      "sowmya (This is my OS assignment) <>"


DareYourMind: MorseCode


So this is the Question:

We don’t get any clue with this pic. But analyse it carefully. It contains some morse code.

.– . .-.. -.. -.. — -. . – …. . .–. .- … … .– — .-. -.. .. … … .- — ..- . .-.. — — .-. … .

Then the problem becomes easier. Decode it using
And you will get the password 🙂


DareYourMind: Md5 crack


You are provided with a picture and you need to crack the md5 of it.

Well … Just try saving the pic. By default it will be saved with md5 value as the name.
We could try decrypting it using This would give you the solution 😀


Fermats Factorizing method

This is a really nice algorithm to find out factors of an odd integer, which could be represented as the difference
between two squares. This algorithm works even when n is a large integer.  So, this could be an easy way to determine p and q in RSA decryption when n is sufficiently large.


Given a number n.
Fermat’s factorization methods look for integers x and y such that n=x^2-y^2. Then it can be represented as


and n is factored.

Every positive odd integer can be represented in the form n=x^2-y^2 by writing n=ab (with a>b) and noting that this gives

a = x+y
b = x-y.

Adding and subtracting,

a+b = 2x
a-b = 2y,

so solving for x and y gives

x = 1/2(a+b)
y = 1/2(a-b).



Consider an example:

Let, n=15
So, n can be represented as:

n=4^2 – 1^2

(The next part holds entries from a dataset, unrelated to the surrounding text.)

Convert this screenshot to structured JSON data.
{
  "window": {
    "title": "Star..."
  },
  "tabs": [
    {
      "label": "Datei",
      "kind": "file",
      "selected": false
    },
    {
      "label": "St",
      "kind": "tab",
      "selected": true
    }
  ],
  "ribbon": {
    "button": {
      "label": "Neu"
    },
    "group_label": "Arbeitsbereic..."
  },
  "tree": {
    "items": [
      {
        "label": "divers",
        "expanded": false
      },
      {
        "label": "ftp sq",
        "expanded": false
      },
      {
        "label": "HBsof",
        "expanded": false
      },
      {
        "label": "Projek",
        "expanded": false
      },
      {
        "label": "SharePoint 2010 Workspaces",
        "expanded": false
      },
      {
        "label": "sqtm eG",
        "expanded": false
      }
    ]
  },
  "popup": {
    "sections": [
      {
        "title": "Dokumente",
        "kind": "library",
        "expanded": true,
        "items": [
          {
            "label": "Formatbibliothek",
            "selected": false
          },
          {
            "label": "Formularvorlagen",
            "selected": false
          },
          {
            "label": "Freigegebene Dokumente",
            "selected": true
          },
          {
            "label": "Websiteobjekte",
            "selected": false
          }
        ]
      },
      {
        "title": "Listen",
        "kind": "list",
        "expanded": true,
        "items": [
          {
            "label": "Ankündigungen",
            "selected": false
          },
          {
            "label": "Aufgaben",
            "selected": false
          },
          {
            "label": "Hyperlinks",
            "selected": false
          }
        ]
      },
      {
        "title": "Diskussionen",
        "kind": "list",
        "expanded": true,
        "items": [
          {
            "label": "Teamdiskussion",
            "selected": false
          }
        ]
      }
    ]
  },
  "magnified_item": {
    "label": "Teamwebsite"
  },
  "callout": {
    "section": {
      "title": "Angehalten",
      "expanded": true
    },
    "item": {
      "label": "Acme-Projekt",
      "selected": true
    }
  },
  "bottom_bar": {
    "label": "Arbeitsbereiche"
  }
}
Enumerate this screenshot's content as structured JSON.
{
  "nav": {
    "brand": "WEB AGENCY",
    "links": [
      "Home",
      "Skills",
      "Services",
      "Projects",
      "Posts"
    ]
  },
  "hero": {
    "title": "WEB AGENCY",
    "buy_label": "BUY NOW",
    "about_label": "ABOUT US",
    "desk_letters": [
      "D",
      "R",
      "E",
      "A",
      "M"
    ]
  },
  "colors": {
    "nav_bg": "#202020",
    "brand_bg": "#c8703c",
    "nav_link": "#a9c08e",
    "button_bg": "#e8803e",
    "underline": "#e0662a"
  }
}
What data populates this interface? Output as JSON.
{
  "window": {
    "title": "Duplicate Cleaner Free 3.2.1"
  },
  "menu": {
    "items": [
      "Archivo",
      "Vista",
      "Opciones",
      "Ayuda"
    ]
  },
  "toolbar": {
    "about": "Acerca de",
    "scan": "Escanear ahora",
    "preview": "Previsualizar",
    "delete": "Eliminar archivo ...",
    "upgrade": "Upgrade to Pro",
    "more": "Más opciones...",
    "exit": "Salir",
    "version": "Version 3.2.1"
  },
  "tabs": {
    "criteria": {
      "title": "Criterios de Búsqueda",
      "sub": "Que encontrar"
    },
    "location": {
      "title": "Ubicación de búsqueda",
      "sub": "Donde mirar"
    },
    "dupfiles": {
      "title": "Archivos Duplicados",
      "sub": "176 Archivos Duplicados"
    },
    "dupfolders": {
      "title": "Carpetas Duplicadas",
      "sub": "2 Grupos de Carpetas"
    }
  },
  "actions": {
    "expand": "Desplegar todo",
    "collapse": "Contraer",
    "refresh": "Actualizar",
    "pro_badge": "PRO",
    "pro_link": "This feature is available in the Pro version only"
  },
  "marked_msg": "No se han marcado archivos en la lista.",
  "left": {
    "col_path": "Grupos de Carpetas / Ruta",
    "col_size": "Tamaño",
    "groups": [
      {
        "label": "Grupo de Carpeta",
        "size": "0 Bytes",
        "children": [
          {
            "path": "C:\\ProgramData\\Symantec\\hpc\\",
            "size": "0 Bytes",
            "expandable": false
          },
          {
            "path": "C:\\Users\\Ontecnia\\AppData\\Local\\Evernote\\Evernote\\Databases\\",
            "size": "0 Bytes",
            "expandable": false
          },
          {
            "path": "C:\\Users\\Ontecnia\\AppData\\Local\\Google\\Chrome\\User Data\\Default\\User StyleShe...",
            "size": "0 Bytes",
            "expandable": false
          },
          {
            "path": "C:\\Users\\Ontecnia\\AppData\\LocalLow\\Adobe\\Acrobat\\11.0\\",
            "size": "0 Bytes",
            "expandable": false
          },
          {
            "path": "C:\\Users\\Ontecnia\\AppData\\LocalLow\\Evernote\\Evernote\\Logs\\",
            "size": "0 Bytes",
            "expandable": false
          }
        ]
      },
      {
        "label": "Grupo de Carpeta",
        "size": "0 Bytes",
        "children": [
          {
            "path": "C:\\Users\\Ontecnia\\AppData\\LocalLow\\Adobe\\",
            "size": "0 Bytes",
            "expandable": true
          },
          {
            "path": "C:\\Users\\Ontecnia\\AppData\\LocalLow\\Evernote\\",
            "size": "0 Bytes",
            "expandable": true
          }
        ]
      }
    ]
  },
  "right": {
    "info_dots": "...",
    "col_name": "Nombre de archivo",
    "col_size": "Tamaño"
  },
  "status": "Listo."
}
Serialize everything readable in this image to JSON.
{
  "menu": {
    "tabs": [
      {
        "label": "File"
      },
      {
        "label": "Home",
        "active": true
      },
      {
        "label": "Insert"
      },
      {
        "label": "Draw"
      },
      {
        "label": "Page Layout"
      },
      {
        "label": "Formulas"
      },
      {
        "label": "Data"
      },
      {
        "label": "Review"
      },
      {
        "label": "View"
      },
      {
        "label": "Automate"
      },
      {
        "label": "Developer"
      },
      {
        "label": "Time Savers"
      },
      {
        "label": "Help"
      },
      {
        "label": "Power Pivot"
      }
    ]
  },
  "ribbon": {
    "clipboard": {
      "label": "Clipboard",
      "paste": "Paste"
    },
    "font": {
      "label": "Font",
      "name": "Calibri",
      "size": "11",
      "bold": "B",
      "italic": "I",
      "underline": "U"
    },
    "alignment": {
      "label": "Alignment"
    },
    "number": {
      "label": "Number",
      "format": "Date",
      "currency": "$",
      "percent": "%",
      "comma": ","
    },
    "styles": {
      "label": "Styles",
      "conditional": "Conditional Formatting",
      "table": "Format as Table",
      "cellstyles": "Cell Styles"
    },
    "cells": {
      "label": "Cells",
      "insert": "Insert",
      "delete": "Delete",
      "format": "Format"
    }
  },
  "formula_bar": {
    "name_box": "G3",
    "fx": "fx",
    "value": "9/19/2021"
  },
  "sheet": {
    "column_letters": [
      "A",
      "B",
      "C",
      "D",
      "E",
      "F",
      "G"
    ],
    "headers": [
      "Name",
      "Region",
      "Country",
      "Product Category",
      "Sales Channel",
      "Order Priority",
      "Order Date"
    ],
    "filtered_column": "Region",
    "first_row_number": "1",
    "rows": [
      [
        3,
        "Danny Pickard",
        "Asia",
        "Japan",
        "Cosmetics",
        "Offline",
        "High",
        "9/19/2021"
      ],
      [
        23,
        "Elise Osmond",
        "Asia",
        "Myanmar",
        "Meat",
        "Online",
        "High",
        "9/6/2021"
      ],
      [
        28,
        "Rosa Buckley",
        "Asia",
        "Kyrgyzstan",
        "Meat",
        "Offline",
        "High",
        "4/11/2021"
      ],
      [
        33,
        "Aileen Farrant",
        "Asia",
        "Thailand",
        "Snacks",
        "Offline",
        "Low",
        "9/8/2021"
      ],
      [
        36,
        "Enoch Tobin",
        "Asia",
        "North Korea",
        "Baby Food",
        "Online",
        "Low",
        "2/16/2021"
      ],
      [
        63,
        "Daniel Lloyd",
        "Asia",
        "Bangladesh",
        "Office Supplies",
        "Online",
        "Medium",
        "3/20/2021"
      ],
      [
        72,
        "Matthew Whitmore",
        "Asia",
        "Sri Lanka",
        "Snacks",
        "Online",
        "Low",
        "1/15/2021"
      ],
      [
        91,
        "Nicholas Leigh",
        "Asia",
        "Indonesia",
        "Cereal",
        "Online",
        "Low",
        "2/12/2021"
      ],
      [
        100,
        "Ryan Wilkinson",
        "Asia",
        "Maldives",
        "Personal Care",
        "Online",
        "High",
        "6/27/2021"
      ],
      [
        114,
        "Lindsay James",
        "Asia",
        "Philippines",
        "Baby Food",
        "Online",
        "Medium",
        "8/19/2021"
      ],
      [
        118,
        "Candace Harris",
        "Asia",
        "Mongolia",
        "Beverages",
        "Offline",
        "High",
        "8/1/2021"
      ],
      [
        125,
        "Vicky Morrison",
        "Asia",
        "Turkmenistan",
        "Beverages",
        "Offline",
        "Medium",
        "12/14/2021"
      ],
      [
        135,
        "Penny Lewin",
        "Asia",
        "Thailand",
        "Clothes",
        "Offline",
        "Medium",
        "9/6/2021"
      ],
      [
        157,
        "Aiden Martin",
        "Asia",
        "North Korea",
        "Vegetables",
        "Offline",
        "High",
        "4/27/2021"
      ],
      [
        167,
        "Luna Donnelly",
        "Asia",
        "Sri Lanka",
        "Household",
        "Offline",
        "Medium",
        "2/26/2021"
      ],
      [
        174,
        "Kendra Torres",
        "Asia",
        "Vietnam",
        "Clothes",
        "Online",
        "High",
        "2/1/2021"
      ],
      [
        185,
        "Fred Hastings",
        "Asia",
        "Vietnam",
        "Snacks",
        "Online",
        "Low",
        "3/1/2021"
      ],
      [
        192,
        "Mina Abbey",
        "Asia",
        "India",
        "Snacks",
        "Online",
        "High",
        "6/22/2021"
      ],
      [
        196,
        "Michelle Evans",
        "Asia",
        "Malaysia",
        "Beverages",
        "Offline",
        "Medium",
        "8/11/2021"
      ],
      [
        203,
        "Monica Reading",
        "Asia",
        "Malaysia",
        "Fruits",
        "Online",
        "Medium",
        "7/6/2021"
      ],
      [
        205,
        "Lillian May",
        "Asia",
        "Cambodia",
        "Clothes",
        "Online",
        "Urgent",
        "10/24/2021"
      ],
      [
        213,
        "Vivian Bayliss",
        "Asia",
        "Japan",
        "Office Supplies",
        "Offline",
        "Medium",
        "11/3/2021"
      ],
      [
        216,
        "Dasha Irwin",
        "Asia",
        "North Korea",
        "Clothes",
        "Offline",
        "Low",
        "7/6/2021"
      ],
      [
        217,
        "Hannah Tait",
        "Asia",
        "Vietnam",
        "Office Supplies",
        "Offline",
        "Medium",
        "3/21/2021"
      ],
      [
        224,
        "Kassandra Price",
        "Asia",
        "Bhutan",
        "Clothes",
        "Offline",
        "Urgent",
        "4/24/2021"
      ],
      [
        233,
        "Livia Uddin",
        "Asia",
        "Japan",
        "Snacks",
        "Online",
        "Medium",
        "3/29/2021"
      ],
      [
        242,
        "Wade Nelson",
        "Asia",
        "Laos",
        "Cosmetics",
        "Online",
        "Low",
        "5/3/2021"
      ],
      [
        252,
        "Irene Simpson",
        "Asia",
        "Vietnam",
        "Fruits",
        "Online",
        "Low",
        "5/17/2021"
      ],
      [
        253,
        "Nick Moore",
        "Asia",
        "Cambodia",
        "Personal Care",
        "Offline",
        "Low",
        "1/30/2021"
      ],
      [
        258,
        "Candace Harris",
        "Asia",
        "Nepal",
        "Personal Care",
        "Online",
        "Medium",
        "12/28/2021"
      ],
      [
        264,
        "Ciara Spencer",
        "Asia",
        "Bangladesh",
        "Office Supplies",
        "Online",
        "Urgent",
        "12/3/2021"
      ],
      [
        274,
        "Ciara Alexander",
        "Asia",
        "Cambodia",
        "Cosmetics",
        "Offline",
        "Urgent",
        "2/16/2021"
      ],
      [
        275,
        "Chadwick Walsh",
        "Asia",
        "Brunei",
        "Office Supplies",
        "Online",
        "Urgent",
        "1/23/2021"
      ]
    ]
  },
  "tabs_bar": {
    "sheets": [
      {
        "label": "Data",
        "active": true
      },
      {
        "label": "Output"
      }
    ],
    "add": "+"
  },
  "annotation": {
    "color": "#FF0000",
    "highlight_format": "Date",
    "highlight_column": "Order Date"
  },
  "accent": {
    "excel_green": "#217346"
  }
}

n=(4+1)(4-1) = 5*3
x=1/2(a+b) = 4
y=1/2(a-b) = 1
x^2 – y^2 = 16 – 1 = 15 = ab.


OverTheWire-Krypton:Level 2

Now, ssh
The password is R****N.

Level Info:

Krypton 2

Substitution ciphers are a simple replacement algorithm. In this example of a substitution cipher, we will explore a ‘monoalphebetic’ cipher. Monoalphebetic means, literally, “one alphabet” and you will see why.

This level contains an old form of cipher called a ‘Caesar Cipher’. A Caesar cipher shifts the alphabet by a set number. For example:

plain: a b c d e f g h i j k … cipher: G H I J K L M N O P Q …

In this example, the letter ‘a’ in plaintext is replaced by a ‘G’ in the ciphertext so, for example, the plaintext ‘bad’ becomes ‘HGJ’ in ciphertext.

The password for level 3 is in the file krypton3. It is in 5 letter group ciphertext. It is encrypted with a Caesar Cipher. Without any further information, this cipher text may be difficult to break. You do not have direct access to the key, however you do have access to a program that will encrypt anything you wish to give it using the key. If you think logically, this is completely easy.

One shot can solve it!

Have fun.

Alrite! Question seems to be a bit long. So we need to perform caesar shift to get the password.
The file Krypton3 contains the encrypted password: OMQEMDUEQMEK
Use the code here
with proper indentation to decrypt it. This helps you generate all the possibilities:

You got the password for next level!!